Austin airport travelers are experiencing major delays, others cancellations. This is all because of water damage to the control tower. While a temporary tower is now in place, it will still be several days before things improve.

On Friday, more than 14 inches of rain fell at Austin-Bergstrom International Airport flooding the runway and the first floor of the control tower. Cables and electrical equipment in the radar room were left under a foot of water.

Monday, travelers were still feeling the effects of the storm damage and will for some time.

"I was supposed to leave at 5:35. Got here at four. It's now been pushed back to 8:40," said Susan Banning.

George Strouhal was supposed to leave at 7 a.m. 12 hours later, he had returned to the airport to board a new flight home.

"They told me when I did the outside check-in that my flight would be on time, but I don't know. I got an email that said it might be a half-hour later," said Strouhal.

Looking at the departure board, only five flights are one time. Four flights have been canceled.

Federal Aviation Administration Spokesperson Lynn Lunsford says the delay is due in part to a Houston center that is now providing radar separation for flights and a temporary tower that has been brought in while repairs are made to the permanent structure.

The temporary tower is basically an RV with windows around it in the front. Sight is limited, so only one runway is in operation and the spacing between flights has increased.

"The FAA's primary mission is to provide safe and efficient travel and what we're doing in this case is insuring the travel is as safe as possible. The additional space in between airplanes means you don't have to worry about coming to close to another aircraft," said Lunsford.

Lunsford says very soon Austin controllers will operate out of the radar room at the San Antonio airport.

"At that point we should be able to significantly increase the amount of traffic that we're able to get into the Austin airport," said Lunsford.

For now, be prepared to wait. For Strouhal that meant a nap and hugging his grandkids one more time.

Thankfully, our Austin visitors don't seem to hold it against us.

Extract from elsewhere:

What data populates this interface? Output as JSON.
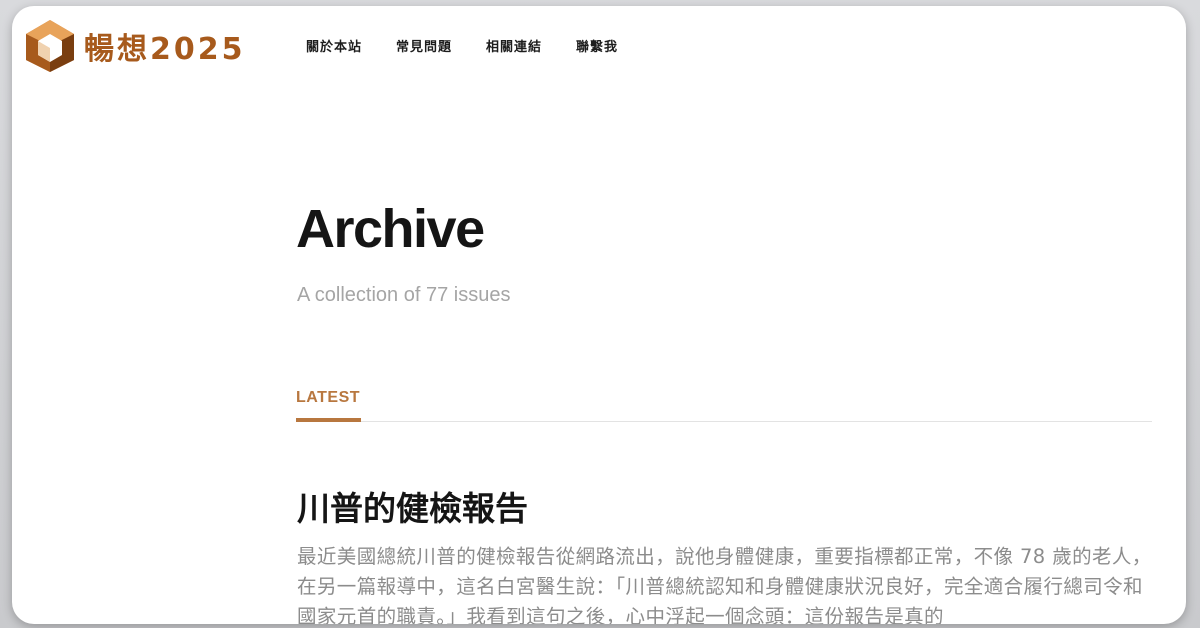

"It will be fine as long as I get to leave," said Banning.

We will get a better picture of the situation Tuesday. Lunsford will be here in Austin and is expected to give the media a tour of the temporary tower.